Your copy should match the entries exactly, except that it holds no pictures.

[Provided data — start]

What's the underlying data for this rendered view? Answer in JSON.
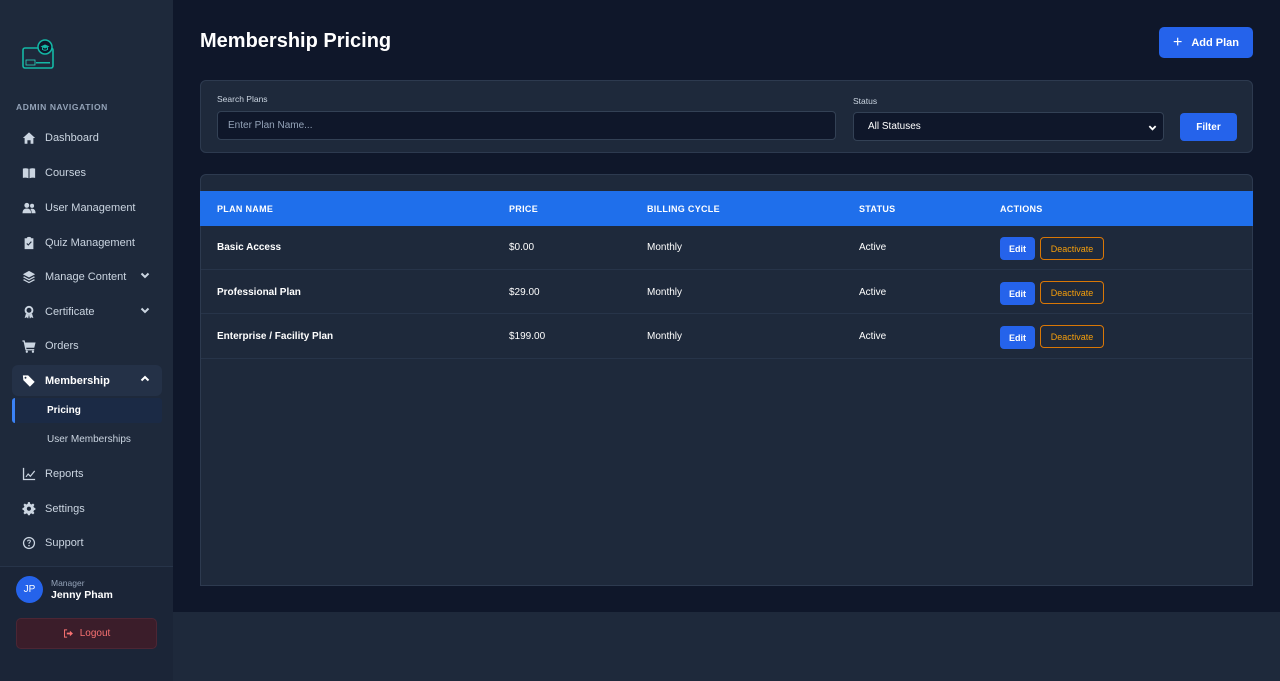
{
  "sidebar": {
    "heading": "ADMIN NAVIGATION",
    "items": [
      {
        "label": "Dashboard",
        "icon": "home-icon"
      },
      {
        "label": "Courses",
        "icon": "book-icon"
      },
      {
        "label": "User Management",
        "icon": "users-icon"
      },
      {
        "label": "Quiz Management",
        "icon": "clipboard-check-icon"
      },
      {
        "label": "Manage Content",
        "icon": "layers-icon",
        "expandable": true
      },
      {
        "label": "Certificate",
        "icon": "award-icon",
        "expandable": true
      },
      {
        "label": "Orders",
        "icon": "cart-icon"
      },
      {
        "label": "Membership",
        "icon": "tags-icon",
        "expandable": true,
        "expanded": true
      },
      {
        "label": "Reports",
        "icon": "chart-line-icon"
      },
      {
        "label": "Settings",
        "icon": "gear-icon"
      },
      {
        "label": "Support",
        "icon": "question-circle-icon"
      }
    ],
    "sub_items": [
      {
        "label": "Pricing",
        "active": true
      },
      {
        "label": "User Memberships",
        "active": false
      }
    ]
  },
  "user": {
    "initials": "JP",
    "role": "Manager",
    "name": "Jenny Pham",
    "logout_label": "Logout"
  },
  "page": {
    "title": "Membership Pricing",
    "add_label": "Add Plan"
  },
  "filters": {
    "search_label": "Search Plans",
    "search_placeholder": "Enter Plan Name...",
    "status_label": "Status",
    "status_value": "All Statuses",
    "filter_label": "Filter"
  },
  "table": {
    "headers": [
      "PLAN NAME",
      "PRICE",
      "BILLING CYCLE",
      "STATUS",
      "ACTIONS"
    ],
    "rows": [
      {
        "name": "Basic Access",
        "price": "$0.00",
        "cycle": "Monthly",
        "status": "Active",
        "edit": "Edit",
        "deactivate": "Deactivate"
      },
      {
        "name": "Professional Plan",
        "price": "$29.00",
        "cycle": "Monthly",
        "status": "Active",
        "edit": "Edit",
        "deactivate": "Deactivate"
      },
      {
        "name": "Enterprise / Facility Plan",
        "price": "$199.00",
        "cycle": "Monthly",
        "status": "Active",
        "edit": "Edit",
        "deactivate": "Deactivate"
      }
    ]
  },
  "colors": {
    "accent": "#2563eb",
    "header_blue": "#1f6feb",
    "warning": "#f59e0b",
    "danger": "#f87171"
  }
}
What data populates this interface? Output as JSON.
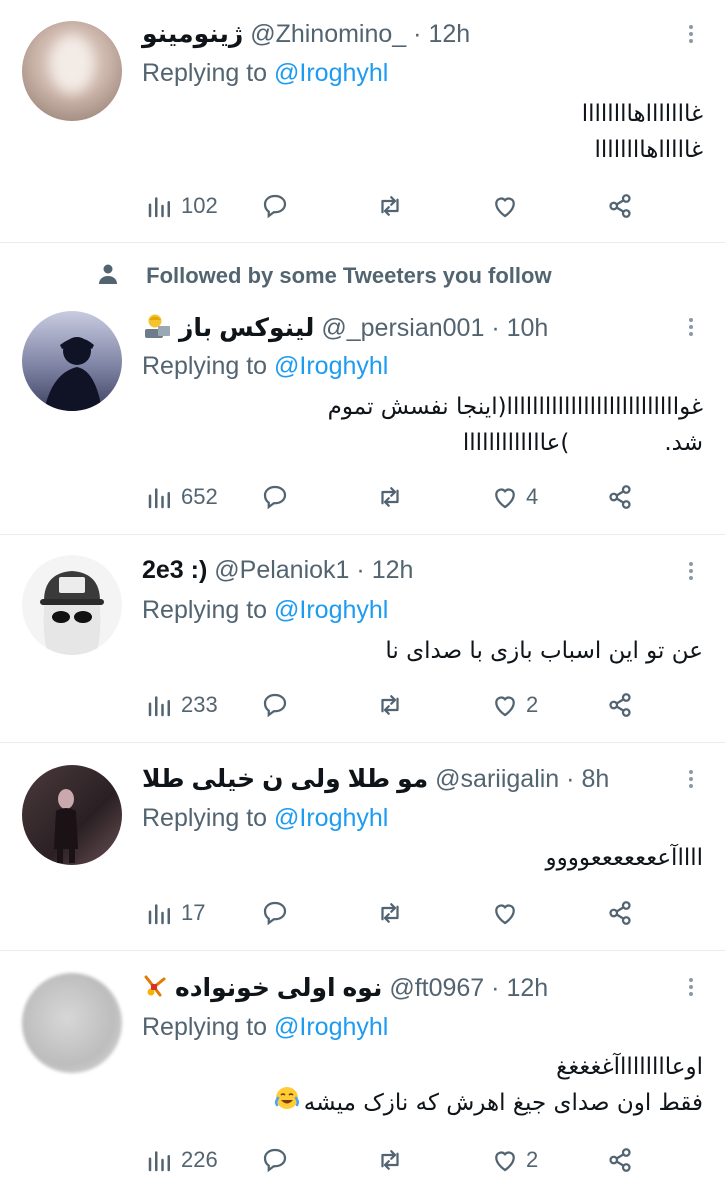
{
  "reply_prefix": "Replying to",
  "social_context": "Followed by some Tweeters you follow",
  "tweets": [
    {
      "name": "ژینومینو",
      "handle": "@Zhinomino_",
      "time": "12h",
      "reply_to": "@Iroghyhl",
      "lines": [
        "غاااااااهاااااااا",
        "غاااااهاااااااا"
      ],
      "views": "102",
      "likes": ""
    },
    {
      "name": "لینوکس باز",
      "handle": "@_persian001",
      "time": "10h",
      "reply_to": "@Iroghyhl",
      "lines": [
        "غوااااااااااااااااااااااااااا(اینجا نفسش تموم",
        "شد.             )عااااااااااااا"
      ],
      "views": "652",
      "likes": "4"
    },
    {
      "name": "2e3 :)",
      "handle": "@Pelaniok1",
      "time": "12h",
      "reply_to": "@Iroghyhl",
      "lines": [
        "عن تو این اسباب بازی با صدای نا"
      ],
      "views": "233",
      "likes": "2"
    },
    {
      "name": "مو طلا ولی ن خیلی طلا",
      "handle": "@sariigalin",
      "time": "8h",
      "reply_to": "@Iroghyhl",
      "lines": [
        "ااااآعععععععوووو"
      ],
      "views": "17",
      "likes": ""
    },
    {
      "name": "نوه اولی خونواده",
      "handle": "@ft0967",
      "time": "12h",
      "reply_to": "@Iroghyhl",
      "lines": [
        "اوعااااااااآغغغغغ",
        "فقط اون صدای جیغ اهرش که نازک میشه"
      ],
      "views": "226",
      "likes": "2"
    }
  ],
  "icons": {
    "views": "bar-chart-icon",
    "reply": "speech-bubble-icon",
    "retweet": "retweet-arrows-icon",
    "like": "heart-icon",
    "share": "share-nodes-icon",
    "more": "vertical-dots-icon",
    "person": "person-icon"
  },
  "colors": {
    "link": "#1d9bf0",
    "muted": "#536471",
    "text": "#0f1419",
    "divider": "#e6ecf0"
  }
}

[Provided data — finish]

• _Solution for this problem_
What's the underlying data for this rendered view? Answer in JSON.
{
  "sidebar": {
    "heading": "ADMIN NAVIGATION",
    "items": [
      {
        "label": "Dashboard",
        "icon": "home-icon"
      },
      {
        "label": "Courses",
        "icon": "book-icon"
      },
      {
        "label": "User Management",
        "icon": "users-icon"
      },
      {
        "label": "Quiz Management",
        "icon": "clipboard-check-icon"
      },
      {
        "label": "Manage Content",
        "icon": "layers-icon",
        "expandable": true
      },
      {
        "label": "Certificate",
        "icon": "award-icon",
        "expandable": true
      },
      {
        "label": "Orders",
        "icon": "cart-icon"
      },
      {
        "label": "Membership",
        "icon": "tags-icon",
        "expandable": true,
        "expanded": true
      },
      {
        "label": "Reports",
        "icon": "chart-line-icon"
      },
      {
        "label": "Settings",
        "icon": "gear-icon"
      },
      {
        "label": "Support",
        "icon": "question-circle-icon"
      }
    ],
    "sub_items": [
      {
        "label": "Pricing",
        "active": true
      },
      {
        "label": "User Memberships",
        "active": false
      }
    ]
  },
  "user": {
    "initials": "JP",
    "role": "Manager",
    "name": "Jenny Pham",
    "logout_label": "Logout"
  },
  "page": {
    "title": "Membership Pricing",
    "add_label": "Add Plan"
  },
  "filters": {
    "search_label": "Search Plans",
    "search_placeholder": "Enter Plan Name...",
    "status_label": "Status",
    "status_value": "All Statuses",
    "filter_label": "Filter"
  },
  "table": {
    "headers": [
      "PLAN NAME",
      "PRICE",
      "BILLING CYCLE",
      "STATUS",
      "ACTIONS"
    ],
    "rows": [
      {
        "name": "Basic Access",
        "price": "$0.00",
        "cycle": "Monthly",
        "status": "Active",
        "edit": "Edit",
        "deactivate": "Deactivate"
      },
      {
        "name": "Professional Plan",
        "price": "$29.00",
        "cycle": "Monthly",
        "status": "Active",
        "edit": "Edit",
        "deactivate": "Deactivate"
      },
      {
        "name": "Enterprise / Facility Plan",
        "price": "$199.00",
        "cycle": "Monthly",
        "status": "Active",
        "edit": "Edit",
        "deactivate": "Deactivate"
      }
    ]
  },
  "colors": {
    "accent": "#2563eb",
    "header_blue": "#1f6feb",
    "warning": "#f59e0b",
    "danger": "#f87171"
  }
}
What data populates this interface? Output as JSON.
{
  "reply_prefix": "Replying to",
  "social_context": "Followed by some Tweeters you follow",
  "tweets": [
    {
      "name": "ژینومینو",
      "handle": "@Zhinomino_",
      "time": "12h",
      "reply_to": "@Iroghyhl",
      "lines": [
        "غاااااااهاااااااا",
        "غاااااهاااااااا"
      ],
      "views": "102",
      "likes": ""
    },
    {
      "name": "لینوکس باز",
      "handle": "@_persian001",
      "time": "10h",
      "reply_to": "@Iroghyhl",
      "lines": [
        "غوااااااااااااااااااااااااااا(اینجا نفسش تموم",
        "شد.             )عااااااااااااا"
      ],
      "views": "652",
      "likes": "4"
    },
    {
      "name": "2e3 :)",
      "handle": "@Pelaniok1",
      "time": "12h",
      "reply_to": "@Iroghyhl",
      "lines": [
        "عن تو این اسباب بازی با صدای نا"
      ],
      "views": "233",
      "likes": "2"
    },
    {
      "name": "مو طلا ولی ن خیلی طلا",
      "handle": "@sariigalin",
      "time": "8h",
      "reply_to": "@Iroghyhl",
      "lines": [
        "ااااآعععععععوووو"
      ],
      "views": "17",
      "likes": ""
    },
    {
      "name": "نوه اولی خونواده",
      "handle": "@ft0967",
      "time": "12h",
      "reply_to": "@Iroghyhl",
      "lines": [
        "اوعااااااااآغغغغغ",
        "فقط اون صدای جیغ اهرش که نازک میشه"
      ],
      "views": "226",
      "likes": "2"
    }
  ],
  "icons": {
    "views": "bar-chart-icon",
    "reply": "speech-bubble-icon",
    "retweet": "retweet-arrows-icon",
    "like": "heart-icon",
    "share": "share-nodes-icon",
    "more": "vertical-dots-icon",
    "person": "person-icon"
  },
  "colors": {
    "link": "#1d9bf0",
    "muted": "#536471",
    "text": "#0f1419",
    "divider": "#e6ecf0"
  }
}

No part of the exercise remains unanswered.